UPDATED: Amidst criticism from both sides of the political spectrum, the FCC today adopted new rules designed to ensure that broadband service remains open to all. The five-member commission’s 3-2 vote went down along party lines, with the 3 Democrats supporting and the 2 Republicans opposing the measures that will prohibit broadband providers from blocking access to lawful content and discriminating against sites, giving priority to some over others. Offenders will face fines and injunctions. “Today, for the first time, we are adopting rules to preserve basic Internet values,” FCC Chairman Julius Genachowski said. “These rules will increase certainty in the marketplace; spur investment both at the edge and in the core of our broadband networks, and contribute to a 21st century job-creation engine in the United States.”
Under the new rules, Internet providers will still have room to manage their traffic but have to disclose their practices to the consumers. Also, they are stricter for wired Internet providers while giving leeway to wireless providers.
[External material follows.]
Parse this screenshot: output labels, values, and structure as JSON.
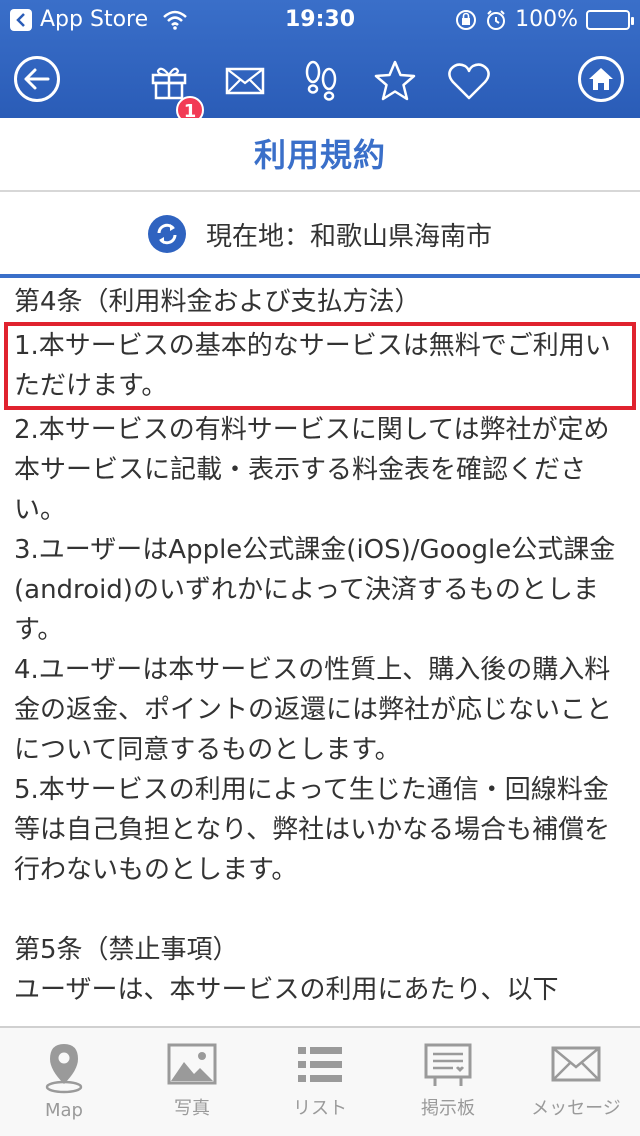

In a statement, the Motion Picture Association of America applauded today’s ruling while stressing the need for protection of intellectual property on the Internet. “Combating IP theft is especially critical in an online world,” MPAA president and interim CEO Bob Pisano said. “Consistent with statements by the Obama Administration and recent law enforcement initiatives, the Commission understands that stemming the rising tide of online theft requires active participation by Internet service providers. Notably, Internet service providers … Read More »